The Wilmot group recently published a paper in the Proceedings of the National Academy of Sciences, U.S.A. that describes the actions of the enzyme MauG to catalyze the formation of a tryptophan tryptophylquinone (TTQ) cofactor to activate the enzyme methylamine dehydrogenase (MADH) (“Diradical Intermediate Within the Context of Tryptophan Tryptophylquinone Biosynthesis,” ET Yuki, FG Liu, J Krzystek, S Shin, LMR Jensen, VL Davidson, CM Wilmot, AM Liu, PNAS, 110(1):4569, DOI: 10.1073/pnas.1215011110 (2013)). The oxidation process that results in the formation of tryptophan tryptophylquinone has three distinct steps; the researchers have been able to figure out the progression of the oxidation and identify the structures of the intermediate steps. The computer work was done at MSI’s BSCL. The image above shows the various steps of the process.
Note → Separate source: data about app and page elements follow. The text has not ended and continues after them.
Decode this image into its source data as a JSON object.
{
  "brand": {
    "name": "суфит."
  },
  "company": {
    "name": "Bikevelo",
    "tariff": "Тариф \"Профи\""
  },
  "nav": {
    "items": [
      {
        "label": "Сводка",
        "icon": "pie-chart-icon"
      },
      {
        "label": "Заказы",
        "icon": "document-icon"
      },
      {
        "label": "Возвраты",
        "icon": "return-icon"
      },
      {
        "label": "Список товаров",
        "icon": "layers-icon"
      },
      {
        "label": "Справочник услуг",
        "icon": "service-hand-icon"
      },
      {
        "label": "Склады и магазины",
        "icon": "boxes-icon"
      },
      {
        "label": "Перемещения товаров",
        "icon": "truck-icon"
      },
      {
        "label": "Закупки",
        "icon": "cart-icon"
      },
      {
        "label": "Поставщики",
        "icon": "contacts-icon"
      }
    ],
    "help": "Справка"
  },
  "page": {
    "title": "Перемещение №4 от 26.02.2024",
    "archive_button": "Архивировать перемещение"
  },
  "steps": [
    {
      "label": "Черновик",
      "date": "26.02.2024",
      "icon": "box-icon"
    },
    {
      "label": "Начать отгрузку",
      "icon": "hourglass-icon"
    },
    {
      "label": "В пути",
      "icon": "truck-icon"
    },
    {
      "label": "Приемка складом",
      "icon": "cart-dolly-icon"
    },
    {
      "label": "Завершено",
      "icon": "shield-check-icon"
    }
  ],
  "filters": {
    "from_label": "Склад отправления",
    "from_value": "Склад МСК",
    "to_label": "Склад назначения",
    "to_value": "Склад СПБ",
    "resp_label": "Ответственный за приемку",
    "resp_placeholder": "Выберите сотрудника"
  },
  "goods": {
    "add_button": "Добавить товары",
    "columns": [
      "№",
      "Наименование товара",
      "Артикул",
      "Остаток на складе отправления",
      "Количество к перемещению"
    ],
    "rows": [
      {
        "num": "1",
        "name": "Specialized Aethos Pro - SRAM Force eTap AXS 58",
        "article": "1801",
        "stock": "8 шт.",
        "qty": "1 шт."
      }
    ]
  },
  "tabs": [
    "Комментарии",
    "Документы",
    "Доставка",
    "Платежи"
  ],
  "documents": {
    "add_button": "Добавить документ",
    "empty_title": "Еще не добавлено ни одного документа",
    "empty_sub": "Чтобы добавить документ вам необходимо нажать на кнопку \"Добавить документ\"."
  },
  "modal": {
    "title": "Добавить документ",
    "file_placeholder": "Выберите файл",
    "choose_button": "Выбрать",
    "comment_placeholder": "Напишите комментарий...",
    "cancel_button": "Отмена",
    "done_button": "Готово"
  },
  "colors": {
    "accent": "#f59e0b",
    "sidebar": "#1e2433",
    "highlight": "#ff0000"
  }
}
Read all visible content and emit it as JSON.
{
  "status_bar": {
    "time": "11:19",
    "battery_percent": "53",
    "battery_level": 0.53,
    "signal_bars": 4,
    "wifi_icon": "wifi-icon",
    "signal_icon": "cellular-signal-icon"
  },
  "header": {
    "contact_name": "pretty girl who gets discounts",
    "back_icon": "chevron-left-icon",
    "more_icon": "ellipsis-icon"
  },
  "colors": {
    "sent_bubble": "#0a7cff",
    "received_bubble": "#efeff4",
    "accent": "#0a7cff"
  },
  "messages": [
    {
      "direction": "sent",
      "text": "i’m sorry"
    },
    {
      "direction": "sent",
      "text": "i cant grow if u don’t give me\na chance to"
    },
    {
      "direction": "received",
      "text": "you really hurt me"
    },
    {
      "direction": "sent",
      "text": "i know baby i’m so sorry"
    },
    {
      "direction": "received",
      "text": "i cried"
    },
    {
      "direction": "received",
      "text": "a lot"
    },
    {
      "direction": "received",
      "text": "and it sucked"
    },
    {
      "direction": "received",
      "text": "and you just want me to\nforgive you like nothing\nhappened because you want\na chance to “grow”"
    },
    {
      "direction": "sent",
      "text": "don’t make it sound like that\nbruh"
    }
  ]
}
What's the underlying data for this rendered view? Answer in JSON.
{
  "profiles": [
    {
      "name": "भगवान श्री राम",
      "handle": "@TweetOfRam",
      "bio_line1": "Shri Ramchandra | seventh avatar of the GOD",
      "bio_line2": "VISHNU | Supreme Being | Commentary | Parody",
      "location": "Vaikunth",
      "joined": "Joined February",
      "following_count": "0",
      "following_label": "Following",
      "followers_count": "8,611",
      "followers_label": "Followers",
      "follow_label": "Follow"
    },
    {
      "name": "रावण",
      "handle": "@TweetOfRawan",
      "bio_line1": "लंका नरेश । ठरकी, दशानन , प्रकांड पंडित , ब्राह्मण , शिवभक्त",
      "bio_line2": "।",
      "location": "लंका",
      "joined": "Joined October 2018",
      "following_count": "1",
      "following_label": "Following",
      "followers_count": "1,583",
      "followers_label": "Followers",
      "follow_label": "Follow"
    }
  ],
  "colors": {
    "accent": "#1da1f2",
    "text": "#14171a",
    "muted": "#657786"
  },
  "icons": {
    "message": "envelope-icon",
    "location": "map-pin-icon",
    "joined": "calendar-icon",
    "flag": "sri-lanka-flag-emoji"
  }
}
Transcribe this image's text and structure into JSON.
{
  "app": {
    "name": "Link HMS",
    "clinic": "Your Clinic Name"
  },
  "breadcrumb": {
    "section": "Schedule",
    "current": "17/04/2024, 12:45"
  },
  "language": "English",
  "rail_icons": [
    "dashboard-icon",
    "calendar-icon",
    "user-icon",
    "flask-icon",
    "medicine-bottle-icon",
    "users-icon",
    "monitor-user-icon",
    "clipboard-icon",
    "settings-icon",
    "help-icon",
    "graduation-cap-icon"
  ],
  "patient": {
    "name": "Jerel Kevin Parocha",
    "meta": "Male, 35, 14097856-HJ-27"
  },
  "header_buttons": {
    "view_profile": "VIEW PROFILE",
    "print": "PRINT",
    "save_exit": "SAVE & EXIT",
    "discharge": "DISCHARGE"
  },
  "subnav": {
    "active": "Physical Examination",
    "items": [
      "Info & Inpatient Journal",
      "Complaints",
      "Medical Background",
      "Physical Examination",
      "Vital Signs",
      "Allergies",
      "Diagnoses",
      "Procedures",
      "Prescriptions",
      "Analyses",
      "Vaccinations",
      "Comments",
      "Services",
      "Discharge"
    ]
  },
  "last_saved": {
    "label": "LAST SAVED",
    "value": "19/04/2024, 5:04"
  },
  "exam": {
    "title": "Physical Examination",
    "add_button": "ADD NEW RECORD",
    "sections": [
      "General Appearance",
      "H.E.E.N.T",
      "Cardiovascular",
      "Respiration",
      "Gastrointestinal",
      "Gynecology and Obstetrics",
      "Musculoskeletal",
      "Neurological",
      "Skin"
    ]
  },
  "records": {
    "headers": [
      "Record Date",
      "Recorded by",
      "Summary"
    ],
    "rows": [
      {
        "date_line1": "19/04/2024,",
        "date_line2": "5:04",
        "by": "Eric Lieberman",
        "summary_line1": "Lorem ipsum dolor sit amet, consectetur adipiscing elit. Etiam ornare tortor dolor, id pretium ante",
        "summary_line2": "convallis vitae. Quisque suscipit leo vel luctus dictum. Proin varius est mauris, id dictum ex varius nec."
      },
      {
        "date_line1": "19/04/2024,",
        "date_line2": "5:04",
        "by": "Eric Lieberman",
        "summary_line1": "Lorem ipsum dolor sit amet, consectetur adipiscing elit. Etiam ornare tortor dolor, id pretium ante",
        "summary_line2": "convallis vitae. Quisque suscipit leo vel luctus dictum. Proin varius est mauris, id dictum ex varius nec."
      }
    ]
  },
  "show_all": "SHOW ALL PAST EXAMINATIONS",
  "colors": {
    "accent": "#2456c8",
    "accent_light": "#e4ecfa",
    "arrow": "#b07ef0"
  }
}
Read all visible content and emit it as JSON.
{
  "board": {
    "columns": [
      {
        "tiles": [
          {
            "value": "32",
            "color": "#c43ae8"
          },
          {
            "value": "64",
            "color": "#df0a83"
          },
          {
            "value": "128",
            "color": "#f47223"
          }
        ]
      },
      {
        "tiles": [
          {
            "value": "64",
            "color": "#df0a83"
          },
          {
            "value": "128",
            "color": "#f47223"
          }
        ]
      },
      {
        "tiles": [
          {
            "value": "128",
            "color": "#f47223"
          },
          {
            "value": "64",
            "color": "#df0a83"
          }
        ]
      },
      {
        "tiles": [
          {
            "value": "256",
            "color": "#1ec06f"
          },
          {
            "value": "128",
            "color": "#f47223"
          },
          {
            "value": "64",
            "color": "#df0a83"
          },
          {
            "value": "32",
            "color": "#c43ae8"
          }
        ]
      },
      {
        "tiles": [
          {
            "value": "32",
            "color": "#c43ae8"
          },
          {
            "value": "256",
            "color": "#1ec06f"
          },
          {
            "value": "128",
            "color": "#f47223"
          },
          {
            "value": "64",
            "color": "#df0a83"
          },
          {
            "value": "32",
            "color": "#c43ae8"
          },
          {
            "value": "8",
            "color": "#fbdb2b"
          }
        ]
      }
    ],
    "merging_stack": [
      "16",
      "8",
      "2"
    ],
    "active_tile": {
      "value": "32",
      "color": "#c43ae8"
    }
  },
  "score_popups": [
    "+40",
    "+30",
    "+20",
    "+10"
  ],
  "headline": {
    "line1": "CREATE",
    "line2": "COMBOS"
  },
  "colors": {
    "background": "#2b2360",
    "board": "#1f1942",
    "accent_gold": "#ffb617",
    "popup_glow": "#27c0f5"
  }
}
Image description: (A) Electron density for the precursor TTQ site in MauG–precursor MADH crystals of different ages. Electron density maps (blue) for the crystals aged for 10, 40, 50, and 130 days were generated from the respective refined structures. The 50- and 130-day electron density images were calculated using the refined 50-day model (cross-linked precursor TTQ) to enable visualization of the positive-difference electron density (green) for the appearance of the second oxygen. (B) The observed rotation in βTrp57-OH during cross-link formation. The figure was produced using PyMOL (www.pymol.org). Image and description © 2013 by National Academy of Sciences, USA.
posted on August 14, 2013